As we go through the Gospels in the Daily Office and the Eucharistic services of the year, we run into the same passages again and again so that even though we may not know exactly where we found them, we know we have heard them. The Eucharistic reading for today, the feast of Saints Peter and Paul, offer us a familiar story that seems so applicable this go-around.
To begin with, it seems to start as an ordinary day, with Jesus and the disciples having breakfast. Funny, I never really thought about Jesus having breakfast. It certainly wasn’t raisin bran or Cap’n Crunch out-of-the-box, but I wonder what he did have? That’s just an idle question; there’s more serious stuff to be thought about.
Jesus begins to question Peter with the words, “Do you love me…”. Of course, Peter is going to affirm that yes, indeed he does love Jesus more than than the others in the group. Then Jesus tells him to tend his sheep. I wonder if Peter caught the real meaning of that statement. He knew that there weren’t any actual sheep around to be herded, but did he understand that Jesus meant those who were still learning about him and his message.
Jesus asked Peter again if he loved him, and Peter, of course, said a bit more forcefully that of course, he did. Then Jesus said, “Tend my sheep.”
Then Jesus does it a third time, asking again if Peter really loved him. The reading tells us that Peter was hurt. He had told Jesus twice that he loved him, so why did he ask a third time? This time he was a little testier when he replied to Jesus, “Lord, you know everything; you know that I love you.” After that, Jesus told Peter to feed his sheep. Jesus then went on to talk about how Peter and the other disciples had passed their youth where they could put on their belts and go where they pleased.
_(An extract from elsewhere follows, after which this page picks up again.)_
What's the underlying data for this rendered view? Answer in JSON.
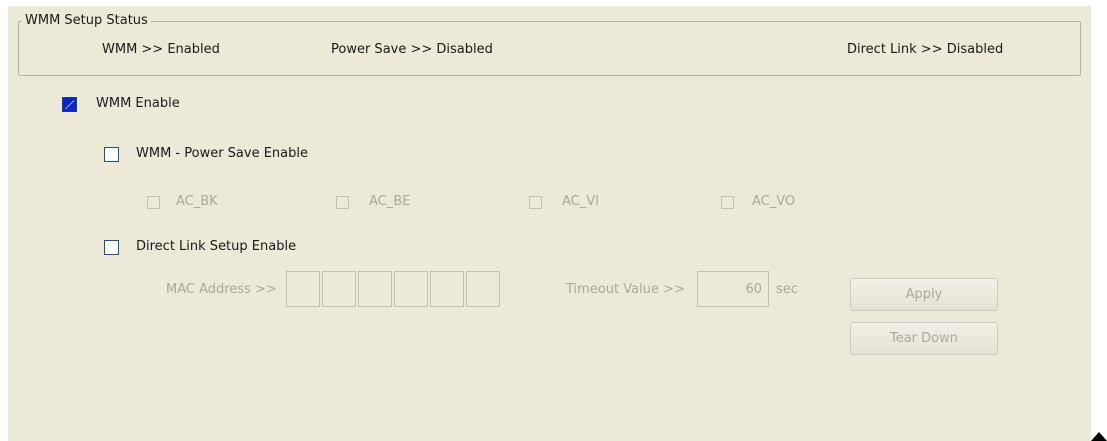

The time would come where someone else would put a strap on them and force them to go where they had no desire to be. Of course, Jesus was talking about how the disciples would end up just as he would soon be, in death, probably very painfully. He also wanted to make sure that Peter and the others knew that their mission now was to tend to, feed, and teach as many as possible, both young and old. Death was coming for all of them, and they needed to realize that and be ready.
I think the phrases “Feed/tend my sheep/lambs” are probably as relevant now as they ever have been. We see daily pictures of children forcibly separated from their parents by human jailers rather than armies and rebel groups. We see those children packed into detention centers, many of them mere tents, far from their parents, lost, alone, frightened, dirty, sometimes sickly, and probably hungry. These are lambs, and lambs are supposed to be tended, fed, and cared for because they don’t know how to fight for themselves. They have been denied soap, toothbrushes, clean clothes and diapers, blankets, warm places to sleep, and so many other things that our own children take for granted. It’s enough to break anyone’s heart, especially those who take the words of Jesus very seriously. These lambs have not been fed and tended. They are lost sheep, lost lambs, who don’t know where they are, or what’s going to happen to them.
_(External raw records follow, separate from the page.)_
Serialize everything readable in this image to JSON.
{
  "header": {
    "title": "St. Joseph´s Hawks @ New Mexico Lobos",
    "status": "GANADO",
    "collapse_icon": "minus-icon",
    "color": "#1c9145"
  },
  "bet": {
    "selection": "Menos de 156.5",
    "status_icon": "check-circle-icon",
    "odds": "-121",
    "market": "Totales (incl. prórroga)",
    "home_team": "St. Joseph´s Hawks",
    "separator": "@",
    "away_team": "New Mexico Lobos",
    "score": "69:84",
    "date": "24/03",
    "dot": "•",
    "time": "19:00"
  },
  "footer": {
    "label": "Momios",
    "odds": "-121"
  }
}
Their parents are probably not much better off than their children, although the parents have many more coping skills than someone between the ages of a few months and ten years. Again Jesus has told us to feed/tend those people who have sought green pastures and safety in a land far from their own troubled homelands. We don’t seem to be doing a very good job of following Jesus’s words, and this is not an isolated case. Victims of famine and starvation, warfare and mistreatment around the world face the same problems. Even though the children may not be separated from their parents, the families still have to fight to exist in lands where plenty is a word no one knows.
I wonder what Jesus would say if he came back right now. There would be many who would rush to touch him or to speak to him or to even worship him, but yet who have ignored many of the lessons that he taught us through the Gospels. They may have good excuses, or so people will think, but I don’t imagine Jesus would approve of those excuses. He would recall to them stories of how the Israelites were mistreated in several exiles and to have, in essence, returned the favor with the Palestinians. I think there are a lot of things Jesus would take exception to, especially proclaiming oneself to be Christian but ignoring all the lessons that deal with relations with Gentiles, children, women, aliens, weak, or sick, but especially those who claim to follow Jesus but who do so by mouth only with no heart in it.
Please, God, could we have a week where the children are taken care of in the way they should be, no matter whose children they are? Can they not be warehouse like cattle, or treated like enemies instead of as lambs. Can we feed and tend the sheep and the lambs as we should? Once we try it, we might find our hearts are a little more open, our vision a little more acute, and our brains more filled with thoughts of love and not suspicion and hatred. Please God, help us to tend the sheep and lambs, in Jesus’ name.
Image: Holy Land 2016 P0379 Church of the Primacy of Saint Peter Feed my Sheep monument.jpg; Author: Fallaner. Found at Wikimedia Commons.
Linda Ryan is a co-mentor for an Education for Ministry group, an avid reader, lover of Baroque and Renaissance music, and retired. She keeps the blog Jericho’s Daughter. She is also estate manager and administrative assistant for Dominic, Phoebe, and Gandhi.